Your objective
Only the number is needed: how many lines in the entries below contain the string "icon"?

Exercise materials
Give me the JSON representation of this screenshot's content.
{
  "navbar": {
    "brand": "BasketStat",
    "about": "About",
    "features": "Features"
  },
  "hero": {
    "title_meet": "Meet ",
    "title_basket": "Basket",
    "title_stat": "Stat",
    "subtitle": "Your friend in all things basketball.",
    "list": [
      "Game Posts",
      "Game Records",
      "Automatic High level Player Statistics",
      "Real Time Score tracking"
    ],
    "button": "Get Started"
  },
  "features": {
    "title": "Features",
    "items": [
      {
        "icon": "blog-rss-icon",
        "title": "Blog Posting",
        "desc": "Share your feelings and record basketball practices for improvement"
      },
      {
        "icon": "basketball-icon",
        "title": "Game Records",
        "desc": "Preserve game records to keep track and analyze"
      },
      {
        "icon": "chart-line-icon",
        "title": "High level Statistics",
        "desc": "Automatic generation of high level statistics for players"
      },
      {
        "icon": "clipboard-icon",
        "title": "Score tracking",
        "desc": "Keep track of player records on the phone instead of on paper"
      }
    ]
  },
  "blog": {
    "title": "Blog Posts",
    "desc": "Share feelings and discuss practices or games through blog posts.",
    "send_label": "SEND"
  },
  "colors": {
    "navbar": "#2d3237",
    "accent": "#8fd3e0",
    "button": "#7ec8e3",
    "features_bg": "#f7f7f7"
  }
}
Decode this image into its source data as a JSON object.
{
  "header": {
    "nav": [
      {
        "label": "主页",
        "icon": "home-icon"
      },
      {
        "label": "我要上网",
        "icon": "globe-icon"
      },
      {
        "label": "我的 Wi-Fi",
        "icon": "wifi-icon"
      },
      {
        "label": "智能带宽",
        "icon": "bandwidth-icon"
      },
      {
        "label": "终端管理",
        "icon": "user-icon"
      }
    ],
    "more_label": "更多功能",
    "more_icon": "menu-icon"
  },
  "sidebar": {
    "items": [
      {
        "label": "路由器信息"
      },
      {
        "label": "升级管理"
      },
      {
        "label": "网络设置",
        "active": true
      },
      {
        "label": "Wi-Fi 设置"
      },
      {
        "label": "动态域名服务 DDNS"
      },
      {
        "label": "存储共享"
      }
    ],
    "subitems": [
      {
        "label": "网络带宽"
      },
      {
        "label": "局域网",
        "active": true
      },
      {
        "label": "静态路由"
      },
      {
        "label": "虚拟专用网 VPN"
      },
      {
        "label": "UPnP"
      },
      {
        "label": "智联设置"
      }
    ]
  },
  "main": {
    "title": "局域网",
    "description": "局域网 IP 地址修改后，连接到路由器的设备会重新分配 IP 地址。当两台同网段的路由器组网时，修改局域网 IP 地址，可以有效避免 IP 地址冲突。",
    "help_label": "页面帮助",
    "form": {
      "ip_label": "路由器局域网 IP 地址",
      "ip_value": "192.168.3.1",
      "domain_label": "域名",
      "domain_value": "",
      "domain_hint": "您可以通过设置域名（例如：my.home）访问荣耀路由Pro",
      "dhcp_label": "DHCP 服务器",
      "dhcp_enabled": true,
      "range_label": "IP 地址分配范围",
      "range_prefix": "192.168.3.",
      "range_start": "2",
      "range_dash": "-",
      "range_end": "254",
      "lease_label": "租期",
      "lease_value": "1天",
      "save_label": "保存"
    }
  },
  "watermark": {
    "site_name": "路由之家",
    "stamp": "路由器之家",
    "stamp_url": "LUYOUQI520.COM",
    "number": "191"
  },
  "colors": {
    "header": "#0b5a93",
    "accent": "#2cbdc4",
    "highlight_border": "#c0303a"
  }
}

Answer to the exercise
10